Problem details
Copy, from the data below, each line that has the word "items".

Task data
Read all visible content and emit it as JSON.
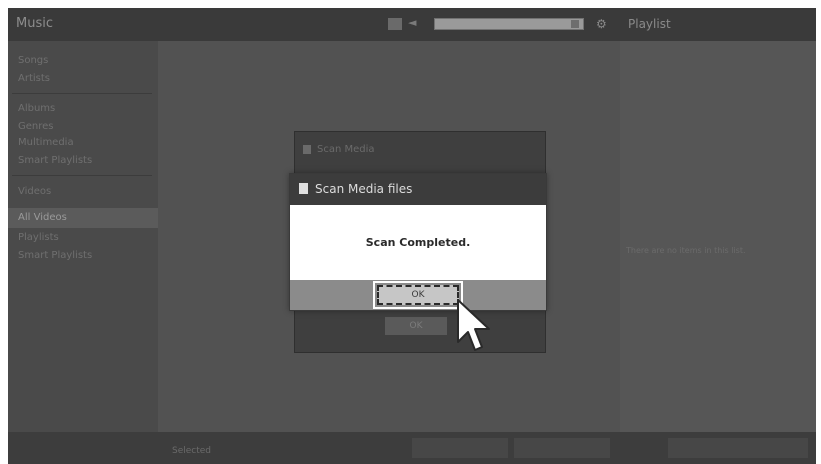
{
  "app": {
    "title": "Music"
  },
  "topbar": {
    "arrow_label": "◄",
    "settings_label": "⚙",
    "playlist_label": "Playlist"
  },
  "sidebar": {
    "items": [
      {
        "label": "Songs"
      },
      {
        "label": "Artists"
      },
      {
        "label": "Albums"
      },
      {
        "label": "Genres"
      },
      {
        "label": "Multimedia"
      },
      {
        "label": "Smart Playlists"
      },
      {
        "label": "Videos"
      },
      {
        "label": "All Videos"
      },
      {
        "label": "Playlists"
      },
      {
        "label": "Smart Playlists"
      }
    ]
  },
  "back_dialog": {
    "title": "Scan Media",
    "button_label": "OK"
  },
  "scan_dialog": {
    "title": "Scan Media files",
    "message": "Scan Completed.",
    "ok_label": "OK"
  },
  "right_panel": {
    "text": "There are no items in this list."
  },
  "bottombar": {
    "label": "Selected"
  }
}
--
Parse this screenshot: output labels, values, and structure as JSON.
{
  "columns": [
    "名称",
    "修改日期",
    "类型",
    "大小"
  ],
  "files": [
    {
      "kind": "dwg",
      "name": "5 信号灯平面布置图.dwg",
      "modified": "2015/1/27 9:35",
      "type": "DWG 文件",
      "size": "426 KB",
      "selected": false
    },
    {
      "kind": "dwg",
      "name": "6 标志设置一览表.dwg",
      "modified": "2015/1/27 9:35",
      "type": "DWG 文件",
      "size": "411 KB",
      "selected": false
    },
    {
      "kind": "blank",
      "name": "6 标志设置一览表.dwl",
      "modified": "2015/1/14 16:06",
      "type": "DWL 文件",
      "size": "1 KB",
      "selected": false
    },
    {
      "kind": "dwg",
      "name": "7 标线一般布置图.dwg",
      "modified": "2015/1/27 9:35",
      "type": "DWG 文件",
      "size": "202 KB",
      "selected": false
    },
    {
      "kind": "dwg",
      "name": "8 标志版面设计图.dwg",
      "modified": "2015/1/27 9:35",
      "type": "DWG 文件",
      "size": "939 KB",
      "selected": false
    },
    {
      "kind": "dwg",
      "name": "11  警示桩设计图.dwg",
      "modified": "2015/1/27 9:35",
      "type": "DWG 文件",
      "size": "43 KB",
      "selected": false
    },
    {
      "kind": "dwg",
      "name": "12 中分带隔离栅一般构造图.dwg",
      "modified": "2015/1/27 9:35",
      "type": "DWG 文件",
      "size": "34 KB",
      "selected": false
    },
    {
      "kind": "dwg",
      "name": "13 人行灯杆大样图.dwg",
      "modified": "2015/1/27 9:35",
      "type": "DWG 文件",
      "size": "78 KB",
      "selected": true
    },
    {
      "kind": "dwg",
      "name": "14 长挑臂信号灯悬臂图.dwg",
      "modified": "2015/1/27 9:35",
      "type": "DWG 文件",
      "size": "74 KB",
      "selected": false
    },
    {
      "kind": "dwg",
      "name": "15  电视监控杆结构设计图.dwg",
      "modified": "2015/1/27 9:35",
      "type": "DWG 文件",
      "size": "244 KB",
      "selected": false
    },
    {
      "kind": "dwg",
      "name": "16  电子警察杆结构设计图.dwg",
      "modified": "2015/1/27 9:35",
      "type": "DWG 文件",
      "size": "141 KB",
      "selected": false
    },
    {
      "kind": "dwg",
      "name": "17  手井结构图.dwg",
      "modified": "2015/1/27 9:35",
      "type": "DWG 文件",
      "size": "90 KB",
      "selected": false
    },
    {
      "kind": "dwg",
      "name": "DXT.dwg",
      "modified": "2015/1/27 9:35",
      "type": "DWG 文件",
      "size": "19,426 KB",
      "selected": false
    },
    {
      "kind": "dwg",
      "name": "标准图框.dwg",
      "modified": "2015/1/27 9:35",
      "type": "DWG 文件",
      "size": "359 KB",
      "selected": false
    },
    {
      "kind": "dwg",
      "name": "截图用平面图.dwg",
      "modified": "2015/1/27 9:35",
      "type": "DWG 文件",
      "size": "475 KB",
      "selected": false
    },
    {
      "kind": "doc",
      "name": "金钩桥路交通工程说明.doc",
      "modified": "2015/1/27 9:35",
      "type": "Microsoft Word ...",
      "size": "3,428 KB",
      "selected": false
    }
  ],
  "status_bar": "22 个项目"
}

Answer to this problem
    "items": [
    "text": "There are no items in this list."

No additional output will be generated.